Three of Weir’s friends, former Kelso and South rugby players Stewart Bennet and David Baird, and Douglas Stephen, from the world of farming, got together after the British and Irish Lion was diagnosed with MND and appealed to the Borders community to help to raise funds for Weir’s campaign to improve research into MND. They staged the ‘Tartan Giraffe Ball’ at Springwood Park in Kelso in January, quickly selling out over 500 tickets, and with all costs now paid have handed over cheques to the Doddie Weir charities for £310,177.
Stephen explained: “We have experience of friends and/or family who have suffered with MND and when Doddie’s diagnosis was confirmed we felt it was a good opportunity to invite people across the Borders to come together and help tackle this terrible illness.
“We all know Doddie well and his famous on-field work ethic has been to the fore off the field in the way he has sought information about MND and gone out of his way to raise money to fund research. All we did was organise another opportunity for that, and the Borders people took it from there.”
Weir admitted: “I am absolutely blown away by how much the lads have raised. The event itself was a fantastic, unique night that brought big rugby and farming communities together, but the amount of money raised is down to the incredible efforts of Dougie, Stewart and David, who I think spent every waking hour persuading people to donate auction prizes. I take my hat off to all who helped in any way and thank them from the bottom of my heart. There is no doubt that this will help hugely in our battle to find a cure for MND.”
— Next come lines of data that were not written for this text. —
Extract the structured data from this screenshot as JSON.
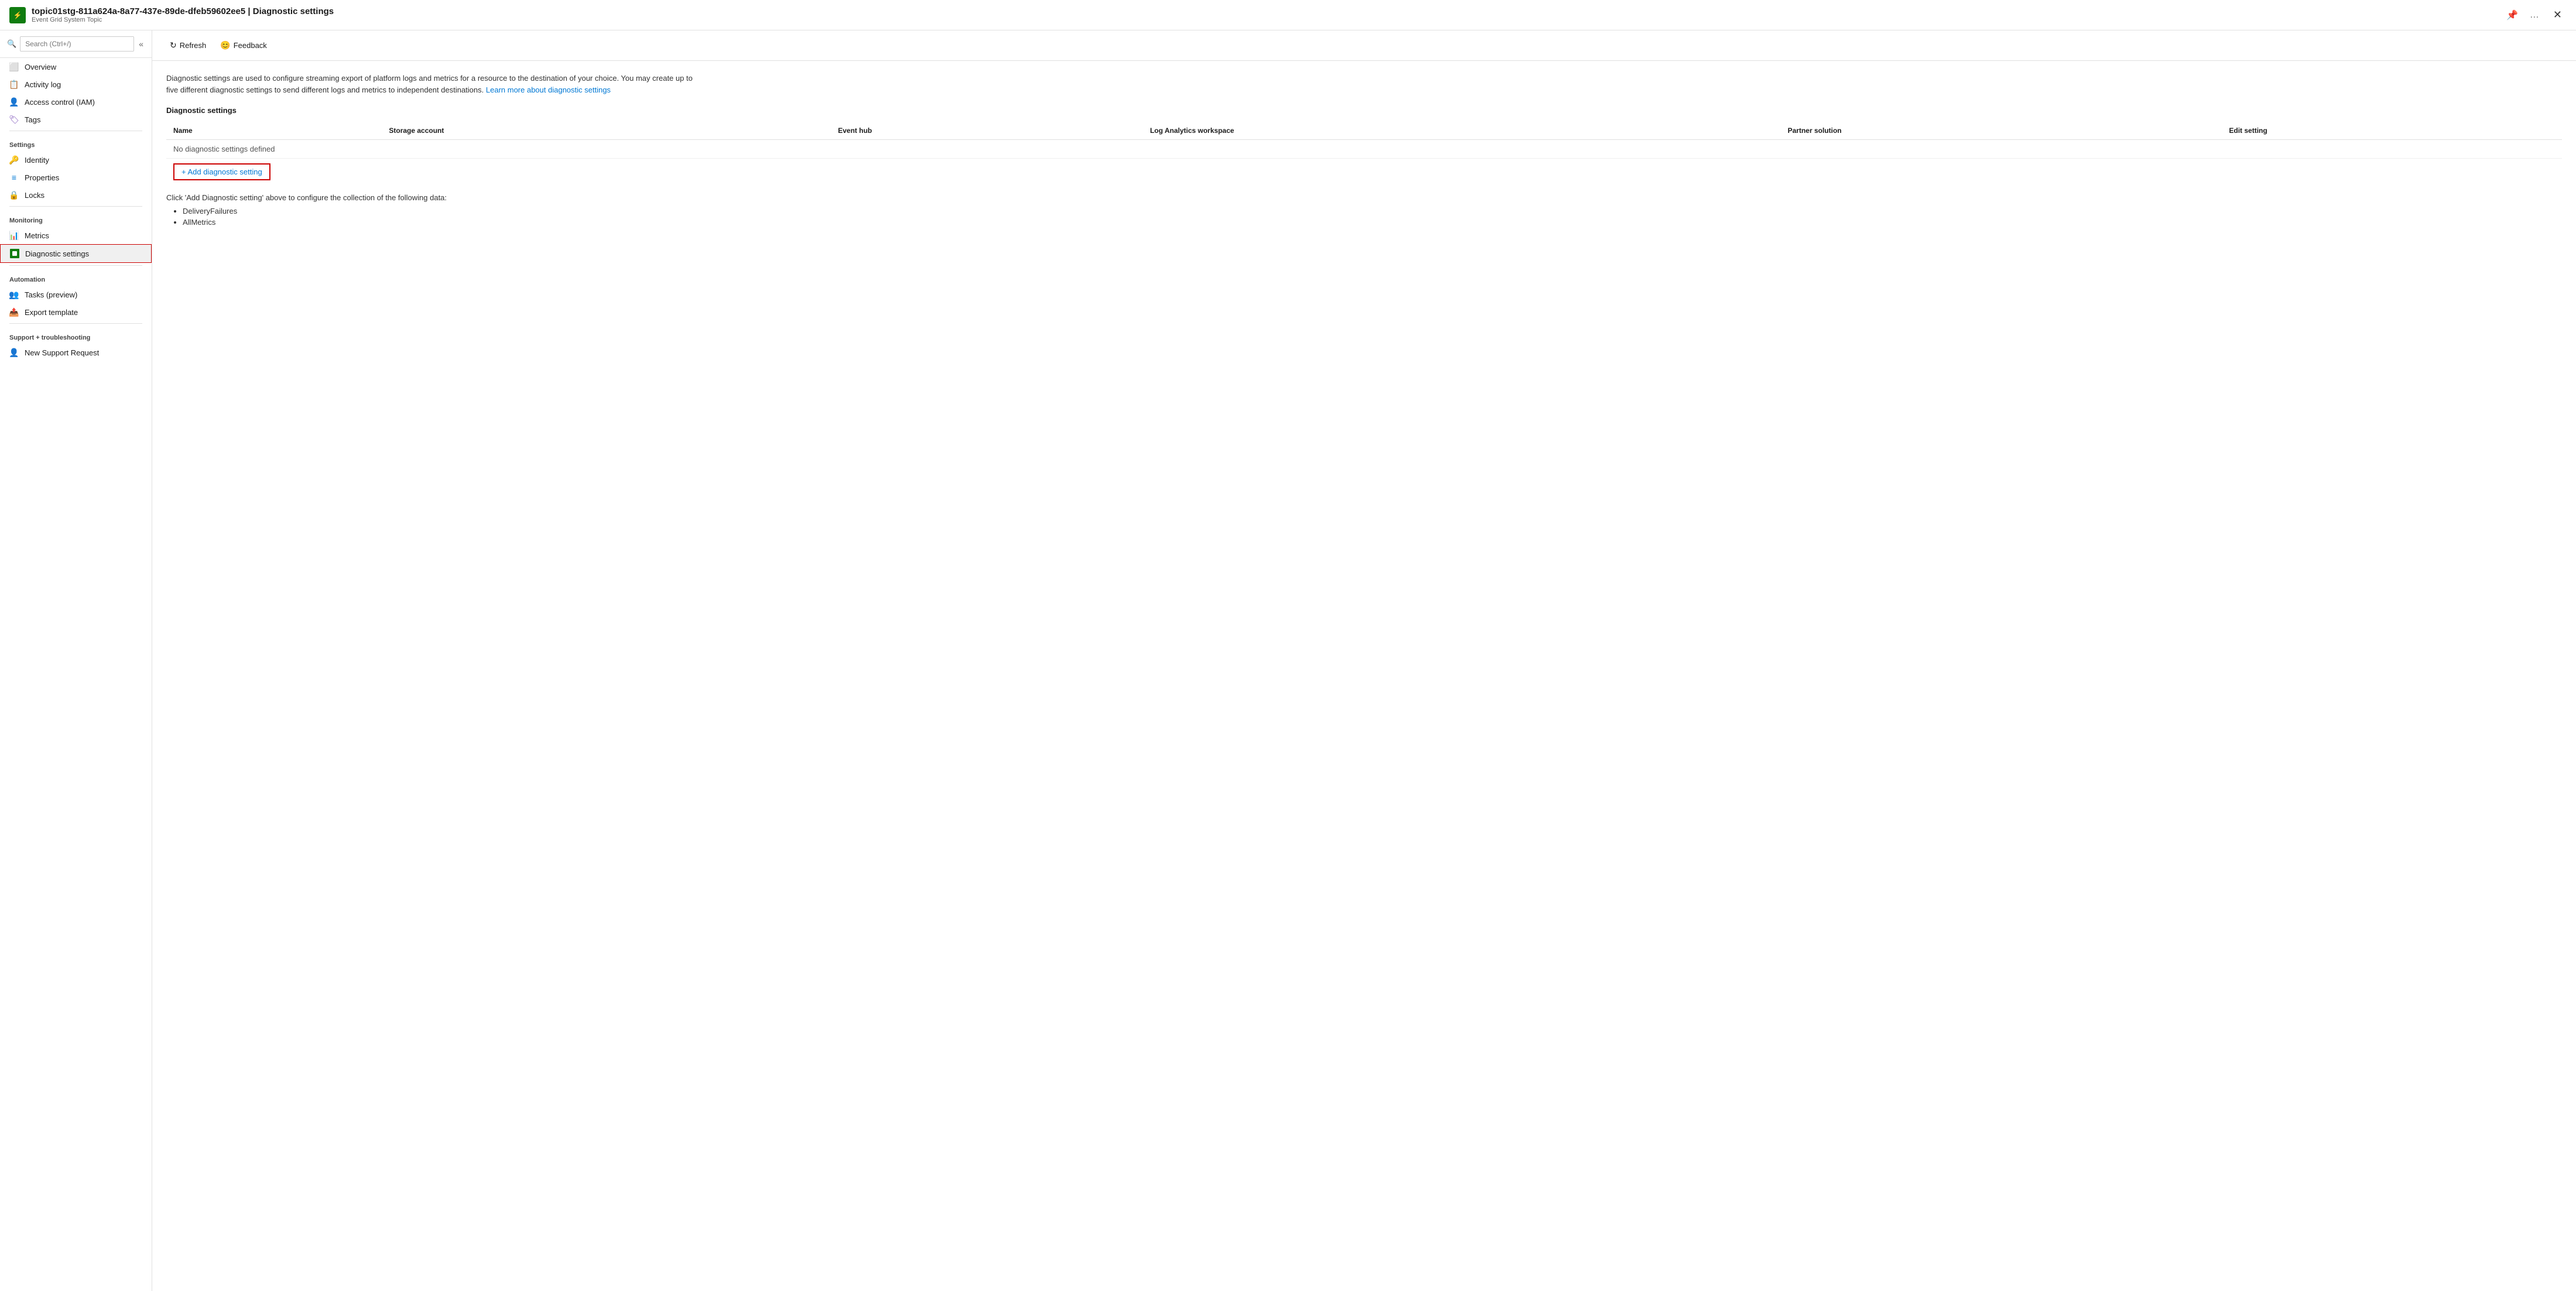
{
  "titleBar": {
    "icon": "⬛",
    "title": "topic01stg-811a624a-8a77-437e-89de-dfeb59602ee5 | Diagnostic settings",
    "subtitle": "Event Grid System Topic",
    "pinIcon": "📌",
    "moreIcon": "…",
    "closeIcon": "✕"
  },
  "sidebar": {
    "search": {
      "placeholder": "Search (Ctrl+/)"
    },
    "collapseIcon": "«",
    "items": [
      {
        "id": "overview",
        "label": "Overview",
        "icon": "overview",
        "section": null
      },
      {
        "id": "activity-log",
        "label": "Activity log",
        "icon": "activity",
        "section": null
      },
      {
        "id": "iam",
        "label": "Access control (IAM)",
        "icon": "iam",
        "section": null
      },
      {
        "id": "tags",
        "label": "Tags",
        "icon": "tags",
        "section": null
      },
      {
        "id": "settings",
        "label": "Settings",
        "section": "Settings"
      },
      {
        "id": "identity",
        "label": "Identity",
        "icon": "identity",
        "section": null
      },
      {
        "id": "properties",
        "label": "Properties",
        "icon": "properties",
        "section": null
      },
      {
        "id": "locks",
        "label": "Locks",
        "icon": "locks",
        "section": null
      },
      {
        "id": "monitoring",
        "label": "Monitoring",
        "section": "Monitoring"
      },
      {
        "id": "metrics",
        "label": "Metrics",
        "icon": "metrics",
        "section": null
      },
      {
        "id": "diagnostic-settings",
        "label": "Diagnostic settings",
        "icon": "diagnostic",
        "section": null,
        "active": true
      },
      {
        "id": "automation",
        "label": "Automation",
        "section": "Automation"
      },
      {
        "id": "tasks",
        "label": "Tasks (preview)",
        "icon": "tasks",
        "section": null
      },
      {
        "id": "export-template",
        "label": "Export template",
        "icon": "export",
        "section": null
      },
      {
        "id": "support-troubleshooting",
        "label": "Support + troubleshooting",
        "section": "Support + troubleshooting"
      },
      {
        "id": "new-support",
        "label": "New Support Request",
        "icon": "support",
        "section": null
      }
    ]
  },
  "toolbar": {
    "refreshLabel": "Refresh",
    "feedbackLabel": "Feedback"
  },
  "content": {
    "descriptionText": "Diagnostic settings are used to configure streaming export of platform logs and metrics for a resource to the destination of your choice. You may create up to five different diagnostic settings to send different logs and metrics to independent destinations.",
    "learnMoreText": "Learn more about diagnostic settings",
    "learnMoreUrl": "#",
    "sectionTitle": "Diagnostic settings",
    "tableHeaders": [
      "Name",
      "Storage account",
      "Event hub",
      "Log Analytics workspace",
      "Partner solution",
      "Edit setting"
    ],
    "noSettingsText": "No diagnostic settings defined",
    "addButtonLabel": "+ Add diagnostic setting",
    "configureText": "Click 'Add Diagnostic setting' above to configure the collection of the following data:",
    "dataItems": [
      "DeliveryFailures",
      "AllMetrics"
    ]
  }
}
The event attracted 180 auction donations from across the UK, including the use of two private jets, unique holidays, a wealth of sporting memorabilia from leading celebrities and donations of agricultural machinery, including a Bryce Sumo Post Driver and Stewart’s trailer that raised over £25,000 alone. Hosted by TV presenters Jill Douglas and Dougie Vipond it was attended by many of Weir’s former Melrose, Newcastle and international teammates, including Scotland head coach Gregor Townsend. Ricky Ross also brought the house down with the Deacon Blue classic ‘Dignity’ and was followed on stage by John Beattie’s ‘Ruckstars’ band.
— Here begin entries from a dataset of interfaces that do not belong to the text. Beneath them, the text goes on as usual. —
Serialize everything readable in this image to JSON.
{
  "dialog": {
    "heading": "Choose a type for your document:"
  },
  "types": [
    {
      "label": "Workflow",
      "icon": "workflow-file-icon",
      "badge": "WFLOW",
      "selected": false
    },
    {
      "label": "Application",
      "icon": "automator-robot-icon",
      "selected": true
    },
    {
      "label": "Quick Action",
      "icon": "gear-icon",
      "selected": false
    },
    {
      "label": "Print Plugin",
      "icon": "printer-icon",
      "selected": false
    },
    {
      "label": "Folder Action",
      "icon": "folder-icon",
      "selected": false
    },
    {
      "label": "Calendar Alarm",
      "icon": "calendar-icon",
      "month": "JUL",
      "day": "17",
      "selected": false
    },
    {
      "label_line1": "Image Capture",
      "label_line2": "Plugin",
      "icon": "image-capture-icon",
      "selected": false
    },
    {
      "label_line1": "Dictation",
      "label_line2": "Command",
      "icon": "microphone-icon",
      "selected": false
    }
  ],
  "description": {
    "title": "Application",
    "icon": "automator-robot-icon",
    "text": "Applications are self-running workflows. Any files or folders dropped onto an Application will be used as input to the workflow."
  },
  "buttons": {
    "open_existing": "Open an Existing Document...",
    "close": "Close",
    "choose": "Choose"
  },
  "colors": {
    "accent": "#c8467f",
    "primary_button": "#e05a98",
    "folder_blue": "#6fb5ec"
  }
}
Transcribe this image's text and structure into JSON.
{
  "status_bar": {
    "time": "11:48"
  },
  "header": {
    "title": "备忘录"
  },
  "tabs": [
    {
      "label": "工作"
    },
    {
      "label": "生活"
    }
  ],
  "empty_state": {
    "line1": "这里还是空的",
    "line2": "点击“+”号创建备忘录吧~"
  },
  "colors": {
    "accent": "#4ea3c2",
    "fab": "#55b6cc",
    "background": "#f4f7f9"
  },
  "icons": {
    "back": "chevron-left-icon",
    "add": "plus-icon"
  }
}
“It was a special one-off event that attracted incredible support,” added Bennet. “The amazing quality and quantity of donations are what took the tally raised well beyond what we imagined was possible at a ‘wee’ Borders event. But we also have to thank the main sponsors M & J Ballantyne and The Craigie Hotel in Penicuik, who stepped up to the plate to help us make the event happen, to the other six key sponsors that ensured it went ahead, Crop Services Ltd, Agri Ltd, Greenvale, R Manners & Sons Ltd, Harrison and Hetherington, and James S Baird & Sons, and our hosts the Border Union Agricultural Society. Without them this would only have been a dream.
“As much as this will hopefully make a big difference to MND sufferers, the Borders community has shown what Doddie means to them – ultimately it was a love for the big guy that pulled people to this and generated over £300,000. I think it’s a form of payback for all that he has done for us, for the Borders and Scotland.”